If introduced (which seems likely), one of the main developments of the Act will be the explicit exclusion of staff who work at diplomatic missions, such as embassies, from entitlements to citizenship. Normally, residents in the State who have lived here for five of the last nine years, or who are married to an Irish citizen for three years may apply for naturalisation. The reasoning, however, behind this new provision is that staff of these missions are excluded from mainstream immigration controls, and often don’t pay tax in Ireland.

Part 3 Sections 9 and 10 of the Bill may be of particular interest to our clients, as they exclude family members of, and children born to the staff of these missions from being able to acquire Irish citizenship. This includes the families of domestic workers.

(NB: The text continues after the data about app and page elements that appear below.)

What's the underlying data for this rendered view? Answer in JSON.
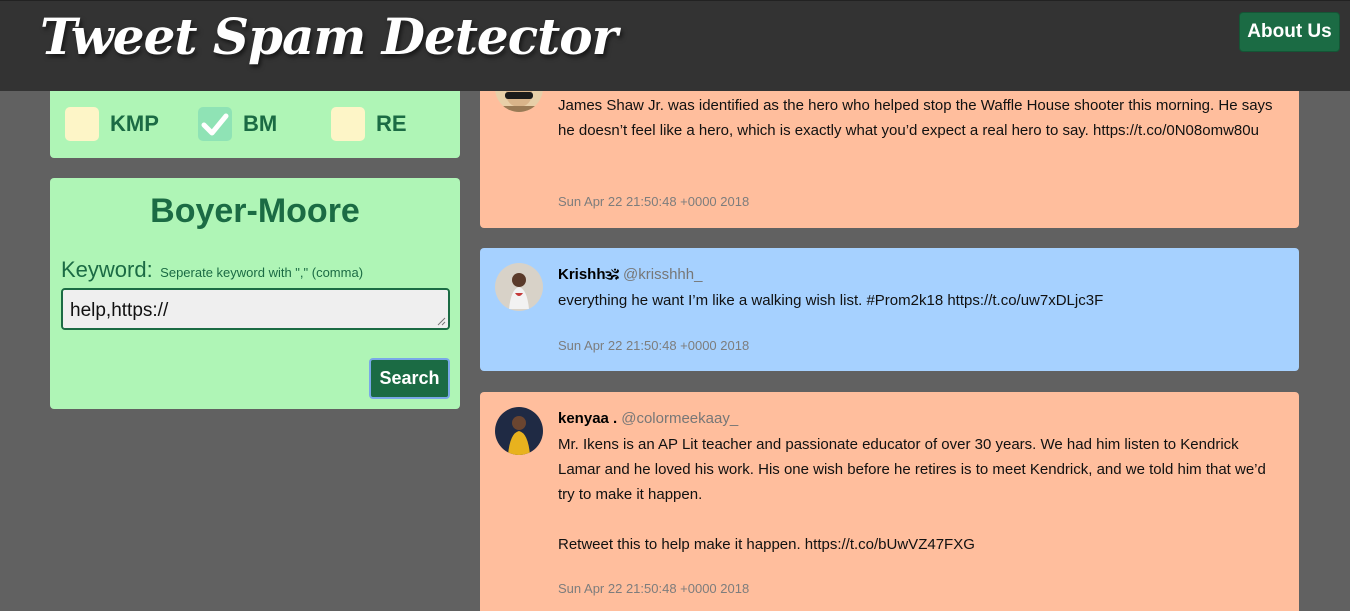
{
  "header": {
    "title": "Tweet Spam Detector",
    "about_label": "About Us"
  },
  "algorithms": [
    {
      "label": "KMP",
      "checked": false
    },
    {
      "label": "BM",
      "checked": true
    },
    {
      "label": "RE",
      "checked": false
    }
  ],
  "search_panel": {
    "title": "Boyer-Moore",
    "keyword_label": "Keyword:",
    "keyword_hint": "Seperate keyword with \",\" (comma)",
    "keyword_value": "help,https://",
    "search_label": "Search"
  },
  "tweets": [
    {
      "name": "",
      "handle": "",
      "text": "James Shaw Jr. was identified as the hero who helped stop the Waffle House shooter this morning. He says he doesn’t feel like a hero, which is exactly what you’d expect a real hero to say. https://t.co/0N08omw80u",
      "date": "Sun Apr 22 21:50:48 +0000 2018",
      "spam": true
    },
    {
      "name": "Krishh🕉",
      "handle": "@krisshhh_",
      "text": "everything he want I’m like a walking wish list. #Prom2k18 https://t.co/uw7xDLjc3F",
      "date": "Sun Apr 22 21:50:48 +0000 2018",
      "spam": false
    },
    {
      "name": "kenyaa .",
      "handle": "@colormeekaay_",
      "text": "Mr. Ikens is an AP Lit teacher and passionate educator of over 30 years. We had him listen to Kendrick Lamar and he loved his work. His one wish before he retires is to meet Kendrick, and we told him that we’d try to make it happen.\n\nRetweet this to help make it happen. https://t.co/bUwVZ47FXG",
      "date": "Sun Apr 22 21:50:48 +0000 2018",
      "spam": true
    }
  ],
  "colors": {
    "page_bg": "#616161",
    "header_bg": "#333333",
    "accent_green": "#1b6b44",
    "panel_green": "#aff5b6",
    "spam_bg": "#ffbe9d",
    "ham_bg": "#a6d1ff"
  }
}
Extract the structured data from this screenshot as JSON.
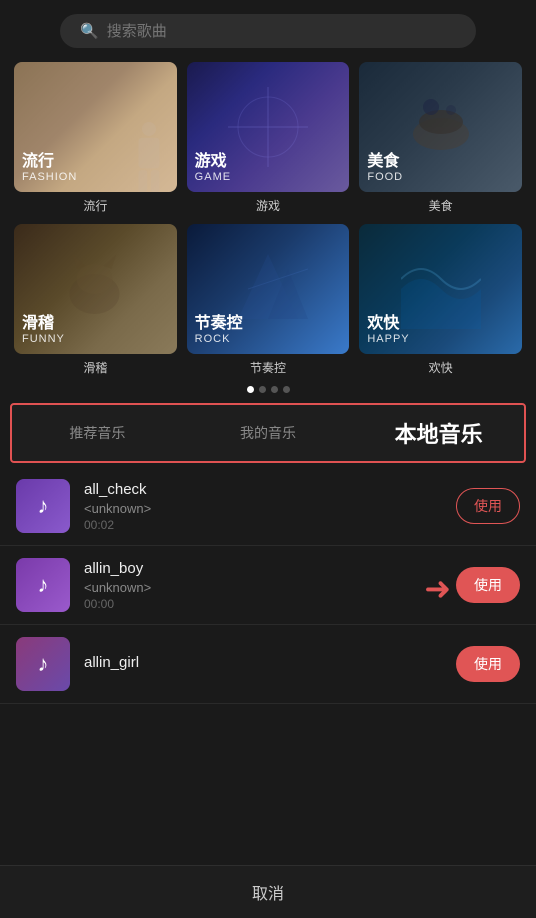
{
  "search": {
    "placeholder": "搜索歌曲"
  },
  "genres": [
    {
      "cn": "流行",
      "en": "FASHION",
      "label": "流行",
      "tile": "fashion"
    },
    {
      "cn": "游戏",
      "en": "GAME",
      "label": "游戏",
      "tile": "game"
    },
    {
      "cn": "美食",
      "en": "FOOD",
      "label": "美食",
      "tile": "food"
    },
    {
      "cn": "滑稽",
      "en": "FUNNY",
      "label": "滑稽",
      "tile": "funny"
    },
    {
      "cn": "节奏控",
      "en": "ROCK",
      "label": "节奏控",
      "tile": "rock"
    },
    {
      "cn": "欢快",
      "en": "HAPPY",
      "label": "欢快",
      "tile": "happy"
    }
  ],
  "tabs": [
    {
      "label": "推荐音乐",
      "active": false
    },
    {
      "label": "我的音乐",
      "active": false
    },
    {
      "label": "本地音乐",
      "active": true
    }
  ],
  "songs": [
    {
      "name": "all_check",
      "artist": "<unknown>",
      "duration": "00:02",
      "btn_label": "使用",
      "btn_type": "outline"
    },
    {
      "name": "allin_boy",
      "artist": "<unknown>",
      "duration": "00:00",
      "btn_label": "使用",
      "btn_type": "filled",
      "has_arrow": true
    },
    {
      "name": "allin_girl",
      "artist": "",
      "duration": "",
      "btn_label": "使用",
      "btn_type": "filled"
    }
  ],
  "cancel_label": "取消",
  "dots": [
    true,
    false,
    false,
    false
  ]
}
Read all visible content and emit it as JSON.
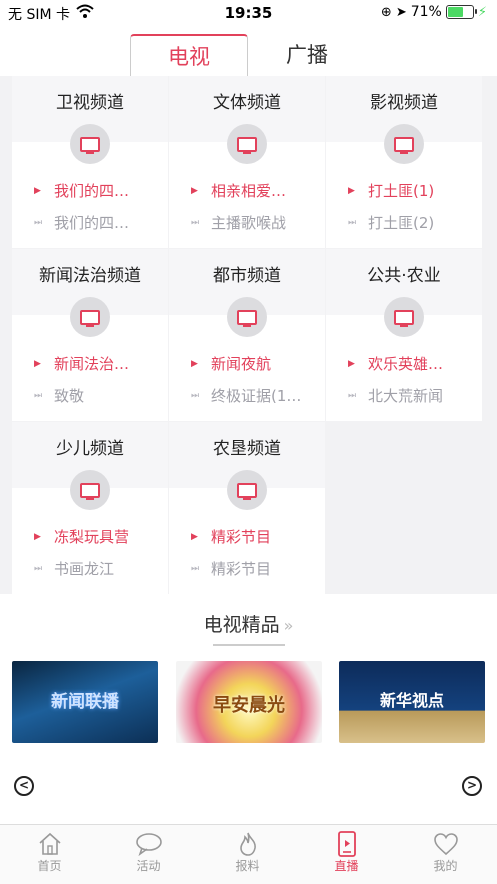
{
  "status": {
    "carrier": "无 SIM 卡",
    "time": "19:35",
    "battery_text": "71%",
    "battery_level": 0.71
  },
  "tabs": [
    {
      "label": "电视",
      "active": true
    },
    {
      "label": "广播",
      "active": false
    }
  ],
  "channels": [
    {
      "name": "卫视频道",
      "now": "我们的四…",
      "next": "我们的四…"
    },
    {
      "name": "文体频道",
      "now": "相亲相爱…",
      "next": "主播歌喉战"
    },
    {
      "name": "影视频道",
      "now": "打土匪(1)",
      "next": "打土匪(2)"
    },
    {
      "name": "新闻法治频道",
      "now": "新闻法治…",
      "next": "致敬"
    },
    {
      "name": "都市频道",
      "now": "新闻夜航",
      "next": "终极证据(1…"
    },
    {
      "name": "公共·农业",
      "now": "欢乐英雄…",
      "next": "北大荒新闻"
    },
    {
      "name": "少儿频道",
      "now": "冻梨玩具营",
      "next": "书画龙江"
    },
    {
      "name": "农垦频道",
      "now": "精彩节目",
      "next": "精彩节目"
    }
  ],
  "section": {
    "title": "电视精品",
    "more": "»"
  },
  "thumbs": [
    {
      "caption": "新闻联播"
    },
    {
      "caption": "早安晨光"
    },
    {
      "caption": "新华视点"
    }
  ],
  "nav": [
    {
      "label": "首页",
      "icon": "home-icon",
      "active": false
    },
    {
      "label": "活动",
      "icon": "chat-bubble-icon",
      "active": false
    },
    {
      "label": "报料",
      "icon": "flame-icon",
      "active": false
    },
    {
      "label": "直播",
      "icon": "phone-play-icon",
      "active": true
    },
    {
      "label": "我的",
      "icon": "heart-icon",
      "active": false
    }
  ],
  "colors": {
    "accent": "#e2415b",
    "muted": "#a0a0a8",
    "panel_bg": "#f2f2f4"
  }
}
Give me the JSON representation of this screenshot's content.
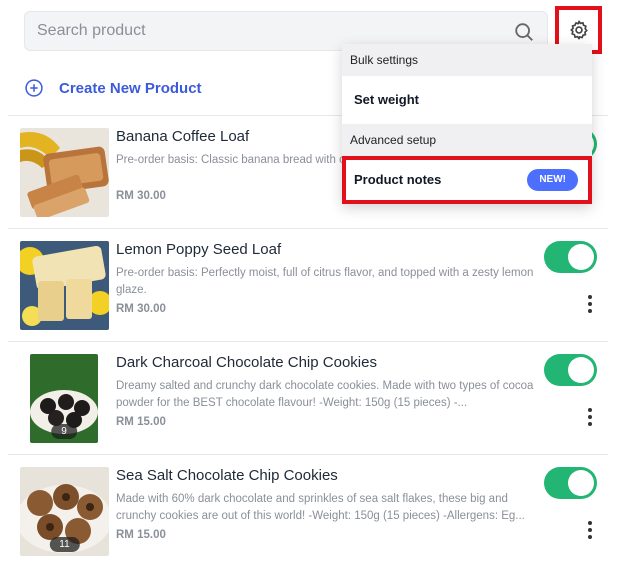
{
  "search": {
    "placeholder": "Search product",
    "icon": "search-icon"
  },
  "toolbar": {
    "settings_icon": "gear-icon",
    "settings_highlight_color": "#e2101a"
  },
  "create": {
    "label": "Create New Product",
    "icon": "plus-circle-icon",
    "color": "#3b5bdb"
  },
  "dropdown": {
    "sections": [
      {
        "header": "Bulk settings",
        "items": [
          {
            "label": "Set weight"
          }
        ]
      },
      {
        "header": "Advanced setup",
        "items": [
          {
            "label": "Product notes",
            "badge": "NEW!"
          }
        ]
      }
    ]
  },
  "products": [
    {
      "name": "Banana Coffee Loaf",
      "description": "Pre-order basis: Classic banana bread with coffee cake.",
      "price": "RM 30.00",
      "enabled": true,
      "image": "banana-loaf"
    },
    {
      "name": "Lemon Poppy Seed Loaf",
      "description": "Pre-order basis: Perfectly moist, full of citrus flavor, and topped with a zesty lemon glaze.",
      "price": "RM 30.00",
      "enabled": true,
      "image": "lemon-loaf"
    },
    {
      "name": "Dark Charcoal Chocolate Chip Cookies",
      "description": "Dreamy salted and crunchy dark chocolate cookies. Made with two types of cocoa powder for the BEST chocolate flavour! -Weight: 150g (15 pieces) -...",
      "price": "RM 15.00",
      "enabled": true,
      "image": "charcoal-cookies",
      "image_badge": "9"
    },
    {
      "name": "Sea Salt Chocolate Chip Cookies",
      "description": "Made with 60% dark chocolate and sprinkles of sea salt flakes, these big and crunchy cookies are out of this world! -Weight: 150g (15 pieces) -Allergens: Eg...",
      "price": "RM 15.00",
      "enabled": true,
      "image": "seasalt-cookies",
      "image_badge": "11"
    }
  ],
  "colors": {
    "toggle_on": "#22b573",
    "badge_new": "#4c6fff"
  }
}
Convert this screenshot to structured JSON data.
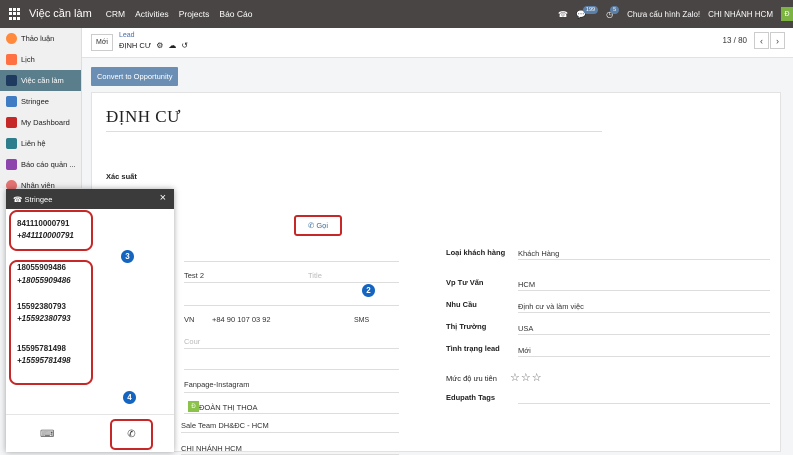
{
  "topbar": {
    "app_title": "Việc cần làm",
    "menu": [
      "CRM",
      "Activities",
      "Projects",
      "Báo Cáo"
    ],
    "msg_count": "199",
    "activity_count": "5",
    "zalo_status": "Chưa cấu hình Zalo!",
    "branch": "CHI NHÁNH HCM",
    "avatar_letter": "Đ"
  },
  "sidebar": {
    "items": [
      {
        "label": "Thảo luận",
        "icon": "chat-icon",
        "color": "#ff8a3d"
      },
      {
        "label": "Lịch",
        "icon": "calendar-icon",
        "color": "#ff7043"
      },
      {
        "label": "Việc cần làm",
        "icon": "pencil-icon",
        "color": "#1e3a5f"
      },
      {
        "label": "Stringee",
        "icon": "cloud-icon",
        "color": "#3f7cc4"
      },
      {
        "label": "My Dashboard",
        "icon": "dashboard-icon",
        "color": "#c62828"
      },
      {
        "label": "Liên hệ",
        "icon": "contact-icon",
        "color": "#2e7d8c"
      },
      {
        "label": "Báo cáo quản ...",
        "icon": "report-icon",
        "color": "#8e44ad"
      },
      {
        "label": "Nhân viên",
        "icon": "people-icon",
        "color": "#e57373"
      }
    ]
  },
  "breadcrumb": {
    "new_label": "Mới",
    "parent": "Lead",
    "current": "ĐỊNH CƯ",
    "pager": "13 / 80"
  },
  "actions": {
    "convert": "Convert to Opportunity"
  },
  "form": {
    "lead_name": "ĐỊNH CƯ",
    "probability_label": "Xác suất",
    "contact_name": "Test 2",
    "title_placeholder": "Title",
    "country_code": "VN",
    "phone": "+84 90 107 03 92",
    "call_label": "Gọi",
    "sms_label": "SMS",
    "country_placeholder": "Cour",
    "source": "Fanpage-Instagram",
    "salesperson": "ĐOÀN THỊ THOA",
    "salesperson_avatar": "Đ",
    "sales_team": "Sale Team DH&ĐC - HCM",
    "branch": "CHI NHÁNH HCM",
    "right_fields": [
      {
        "label": "Loại khách hàng",
        "value": "Khách Hàng"
      },
      {
        "label": "Vp Tư Vấn",
        "value": "HCM"
      },
      {
        "label": "Nhu Cầu",
        "value": "Định cư và làm việc"
      },
      {
        "label": "Thị Trường",
        "value": "USA"
      },
      {
        "label": "Tình trạng lead",
        "value": "Mới"
      }
    ],
    "priority_label": "Mức độ ưu tiên",
    "priority_stars": "☆☆☆",
    "edupath_label": "Edupath Tags"
  },
  "stringee": {
    "title": "Stringee",
    "calls": [
      {
        "number": "841110000791",
        "formatted": "+841110000791"
      },
      {
        "number": "18055909486",
        "formatted": "+18055909486"
      },
      {
        "number": "15592380793",
        "formatted": "+15592380793"
      },
      {
        "number": "15595781498",
        "formatted": "+15595781498"
      }
    ]
  },
  "annotations": [
    "2",
    "3",
    "4"
  ]
}
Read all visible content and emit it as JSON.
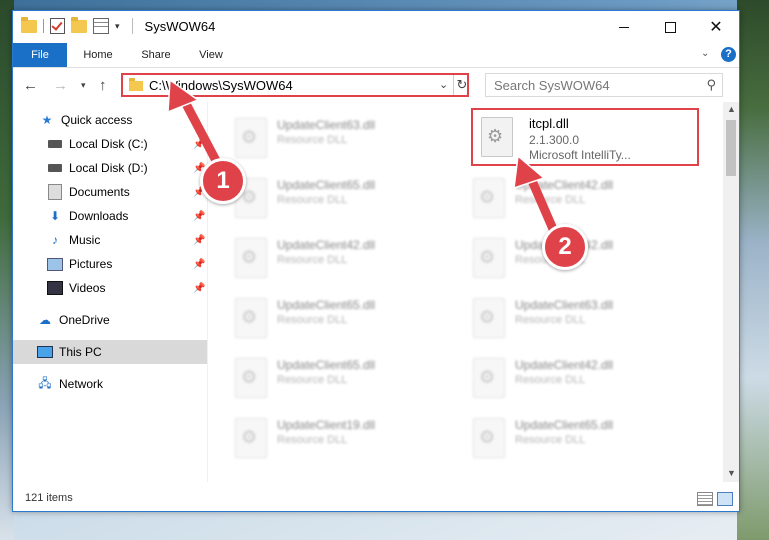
{
  "window": {
    "title": "SysWOW64"
  },
  "ribbon": {
    "file": "File",
    "home": "Home",
    "share": "Share",
    "view": "View"
  },
  "address": {
    "path": "C:\\Windows\\SysWOW64"
  },
  "search": {
    "placeholder": "Search SysWOW64"
  },
  "sidebar": {
    "items": [
      {
        "label": "Quick access",
        "icon": "star-icon"
      },
      {
        "label": "Local Disk (C:)",
        "icon": "drive-icon"
      },
      {
        "label": "Local Disk (D:)",
        "icon": "drive-icon"
      },
      {
        "label": "Documents",
        "icon": "documents-icon"
      },
      {
        "label": "Downloads",
        "icon": "downloads-icon"
      },
      {
        "label": "Music",
        "icon": "music-icon"
      },
      {
        "label": "Pictures",
        "icon": "pictures-icon"
      },
      {
        "label": "Videos",
        "icon": "videos-icon"
      },
      {
        "label": "OneDrive",
        "icon": "cloud-icon"
      },
      {
        "label": "This PC",
        "icon": "computer-icon"
      },
      {
        "label": "Network",
        "icon": "network-icon"
      }
    ]
  },
  "files": {
    "highlighted": {
      "name": "itcpl.dll",
      "version": "2.1.300.0",
      "description": "Microsoft IntelliTy..."
    },
    "left_column": [
      {
        "name": "UpdateClient63.dll",
        "type": "Resource DLL"
      },
      {
        "name": "UpdateClient65.dll",
        "type": "Resource DLL"
      },
      {
        "name": "UpdateClient42.dll",
        "type": "Resource DLL"
      },
      {
        "name": "UpdateClient65.dll",
        "type": "Resource DLL"
      },
      {
        "name": "UpdateClient65.dll",
        "type": "Resource DLL"
      },
      {
        "name": "UpdateClient19.dll",
        "type": "Resource DLL"
      }
    ],
    "right_column": [
      {
        "name": "UpdateClient42.dll",
        "type": "Resource DLL"
      },
      {
        "name": "UpdateClient42.dll",
        "type": "Resource DLL"
      },
      {
        "name": "UpdateClient63.dll",
        "type": "Resource DLL"
      },
      {
        "name": "UpdateClient42.dll",
        "type": "Resource DLL"
      },
      {
        "name": "UpdateClient65.dll",
        "type": "Resource DLL"
      }
    ]
  },
  "status": {
    "count": "121 items"
  },
  "annotations": {
    "step1": "1",
    "step2": "2",
    "color": "#e0424a"
  }
}
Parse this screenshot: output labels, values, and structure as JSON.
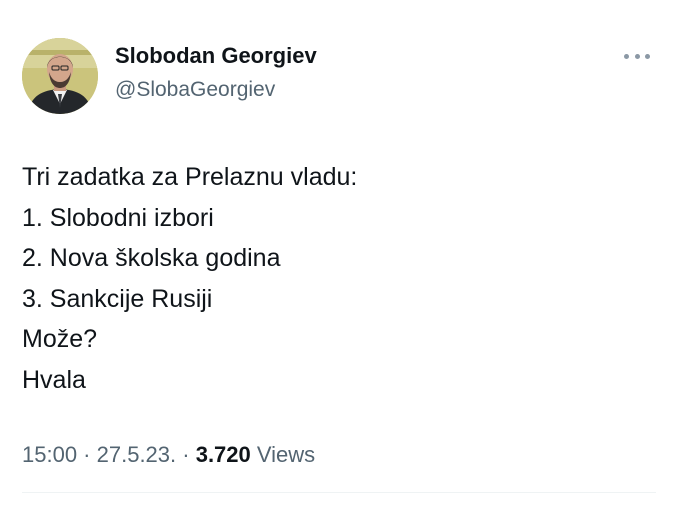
{
  "author": {
    "display_name": "Slobodan Georgiev",
    "handle": "@SlobaGeorgiev"
  },
  "tweet": {
    "lines": [
      "Tri zadatka za Prelaznu vladu:",
      "1. Slobodni izbori",
      "2. Nova školska godina",
      "3. Sankcije Rusiji",
      "Može?",
      "Hvala"
    ]
  },
  "meta": {
    "time": "15:00",
    "separator": " · ",
    "date": "27.5.23.",
    "views_count": "3.720",
    "views_label": "Views"
  },
  "icons": {
    "more": "more-horizontal-icon"
  },
  "colors": {
    "text_primary": "#0f1419",
    "text_secondary": "#536471",
    "divider": "#eff3f4",
    "avatar_background": "#c9c27a"
  }
}
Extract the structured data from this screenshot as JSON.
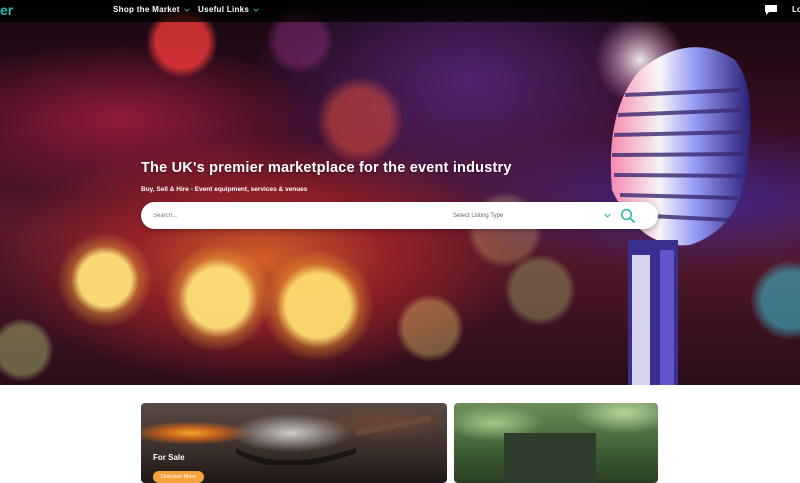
{
  "header": {
    "logo_fragment": "er",
    "nav": [
      {
        "label": "Shop the Market"
      },
      {
        "label": "Useful Links"
      }
    ],
    "chat_icon": "chat-bubble-icon",
    "login_fragment": "Lo"
  },
  "hero": {
    "title": "The UK's premier marketplace for the event industry",
    "subtitle": "Buy, Sell & Hire - Event equipment, services & venues",
    "search": {
      "placeholder": "Search...",
      "listing_type_label": "Select Listing Type",
      "search_icon": "search-icon"
    }
  },
  "cards": [
    {
      "title": "For Sale",
      "button_label": "Discover More"
    },
    {
      "title": "",
      "button_label": ""
    }
  ],
  "colors": {
    "accent": "#2fb6b0",
    "button_orange": "#f5a33a",
    "topbar": "#000000"
  }
}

This provision comes after the 2016 judgment in the Rodis and Tolentino case, in which the High Court held that two members of staff of diplomatic missions were entitled to have their residence in the State as eligible for the purposes of naturalisation.

Our own offices currently represent staff of diplomatic missions, many of whom are in an unfortunate limbo between not having many of the benefits afforded to diplomats,  yet also not being treated as Irish residents.

TDs in the Dáil debates have argued against the provisions of Sections 9 and 10, with Deputy Seán Crowe of Sinn Féin saying “The section seeks to amend the Irish Nationality and Citizenship Act 1956 to provide that any period of time spent in the State while exempt from immigration controls, as workers in embassies are, is not reckonable for residency in the context of naturalisation. I believe that this is an important right that should not be undermined or interfered with in any way. I am also concerned that the section states that children born to diplomats and associated persons who are exempt from immigration controls do not, except in certain circumstances, qualify for Irish citizenship by birth.”

For those who may be in this situation, we would advise that if you wish to apply for naturalisation, the sooner you do so the better, as once the Bill passes through the Dáil and becomes an Act, your entitlements to naturalisation may be withdrawn. Deputy Charles Flanagan, Minister for Foreign Affairs clarified “that the amendment will apply prospectively only and will not prejudice any period of residence that would have been deemed reckonable for naturalisation purposes prior to the passing of the present Act.”

The Bill does also have some positive aspects to it for staff of diplomatic missions. It will further clarify and emphasise the need for embassies to pay their staff the minimum wage, and to engage in workplace inspections. Families of staff will also be exempt from immigration controls, thus honouring the staff’s right to family life whilst working in Ireland.

If this Bill affects you, or if you have any questions regarding its provisions, please don’t hesitate to contact us.